Recently, jail authorities launched a unit to manufacture soft toys, dolls and glass paintings, with training sessions currently in progress. The products will be sold at half the market price. As no venture has failed so far, inmates as well as jail authorities are confident that these too will be a success.

There are several takers among the public for the beauty treatments available at the jail. The parlour offers the usual services one would find elsewhere, such as different types of facials, hair-colouring, haircuts, threading, pedicures and manicures. So far, 30 inmates have been given 30-day training sessions. The criterion of selection was individual aptitude. Arippa is impressed by the talent shown by the prisoner- beauticians, and says, “When I see the skill of inmates engaged in different occupations here, I often think that if they had got such an exposure and opportunity earlier, they would not have ended up in jail.”
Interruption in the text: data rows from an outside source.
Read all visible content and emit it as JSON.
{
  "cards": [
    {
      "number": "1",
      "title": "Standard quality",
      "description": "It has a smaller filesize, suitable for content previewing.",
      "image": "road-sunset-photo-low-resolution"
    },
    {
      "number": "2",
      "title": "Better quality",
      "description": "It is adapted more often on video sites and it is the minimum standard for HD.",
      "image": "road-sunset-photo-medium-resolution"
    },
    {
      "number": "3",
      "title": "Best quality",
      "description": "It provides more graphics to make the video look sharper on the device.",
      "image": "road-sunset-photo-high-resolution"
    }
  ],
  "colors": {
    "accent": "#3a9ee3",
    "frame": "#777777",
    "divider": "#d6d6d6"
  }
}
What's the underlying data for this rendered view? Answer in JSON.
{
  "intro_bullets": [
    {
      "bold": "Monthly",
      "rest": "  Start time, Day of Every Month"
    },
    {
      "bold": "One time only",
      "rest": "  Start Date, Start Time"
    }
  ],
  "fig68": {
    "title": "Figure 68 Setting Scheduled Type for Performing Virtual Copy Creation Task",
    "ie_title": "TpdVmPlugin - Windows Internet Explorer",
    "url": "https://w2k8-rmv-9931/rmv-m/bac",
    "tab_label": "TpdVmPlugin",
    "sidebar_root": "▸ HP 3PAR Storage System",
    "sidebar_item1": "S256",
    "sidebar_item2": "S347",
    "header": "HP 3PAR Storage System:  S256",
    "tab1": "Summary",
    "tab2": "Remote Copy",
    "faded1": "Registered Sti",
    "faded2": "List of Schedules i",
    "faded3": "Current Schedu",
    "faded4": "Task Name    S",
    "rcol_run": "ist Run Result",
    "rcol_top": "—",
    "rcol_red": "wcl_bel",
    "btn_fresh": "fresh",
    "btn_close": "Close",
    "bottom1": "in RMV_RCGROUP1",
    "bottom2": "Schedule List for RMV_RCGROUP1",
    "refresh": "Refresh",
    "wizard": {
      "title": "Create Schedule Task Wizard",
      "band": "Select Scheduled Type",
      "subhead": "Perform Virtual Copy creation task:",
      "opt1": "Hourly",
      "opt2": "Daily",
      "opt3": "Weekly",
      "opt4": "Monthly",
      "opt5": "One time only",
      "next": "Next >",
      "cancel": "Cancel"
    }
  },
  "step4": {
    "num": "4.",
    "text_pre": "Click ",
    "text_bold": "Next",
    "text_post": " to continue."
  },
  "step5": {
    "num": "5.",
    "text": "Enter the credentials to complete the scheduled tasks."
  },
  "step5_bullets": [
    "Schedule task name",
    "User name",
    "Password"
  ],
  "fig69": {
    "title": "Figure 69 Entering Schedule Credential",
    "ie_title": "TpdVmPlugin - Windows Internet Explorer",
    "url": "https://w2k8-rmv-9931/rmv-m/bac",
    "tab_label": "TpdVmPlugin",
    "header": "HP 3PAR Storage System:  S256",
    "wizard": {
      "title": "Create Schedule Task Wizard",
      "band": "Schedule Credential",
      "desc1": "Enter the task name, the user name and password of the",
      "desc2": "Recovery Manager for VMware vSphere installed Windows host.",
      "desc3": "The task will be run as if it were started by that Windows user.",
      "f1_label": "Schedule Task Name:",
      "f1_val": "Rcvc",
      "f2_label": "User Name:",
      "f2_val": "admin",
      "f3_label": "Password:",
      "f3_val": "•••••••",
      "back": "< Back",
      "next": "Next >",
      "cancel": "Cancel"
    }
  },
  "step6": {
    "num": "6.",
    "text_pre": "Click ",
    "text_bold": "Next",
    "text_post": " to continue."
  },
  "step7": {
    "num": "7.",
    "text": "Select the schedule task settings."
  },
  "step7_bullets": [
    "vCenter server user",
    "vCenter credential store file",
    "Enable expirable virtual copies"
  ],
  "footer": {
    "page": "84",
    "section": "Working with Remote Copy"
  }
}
Customers do not have to contend with any cumbersome procedure to enter the jail premises, since the parlour is adjacent the main gate. “Everyone is welcome to this beauty salon,” says Arippa. According to him, there are criminals everywhere—both outside and inside jails. “Being a prisoner does not make a person an outcaste. He should be able to go back to the world outside to live a better life.”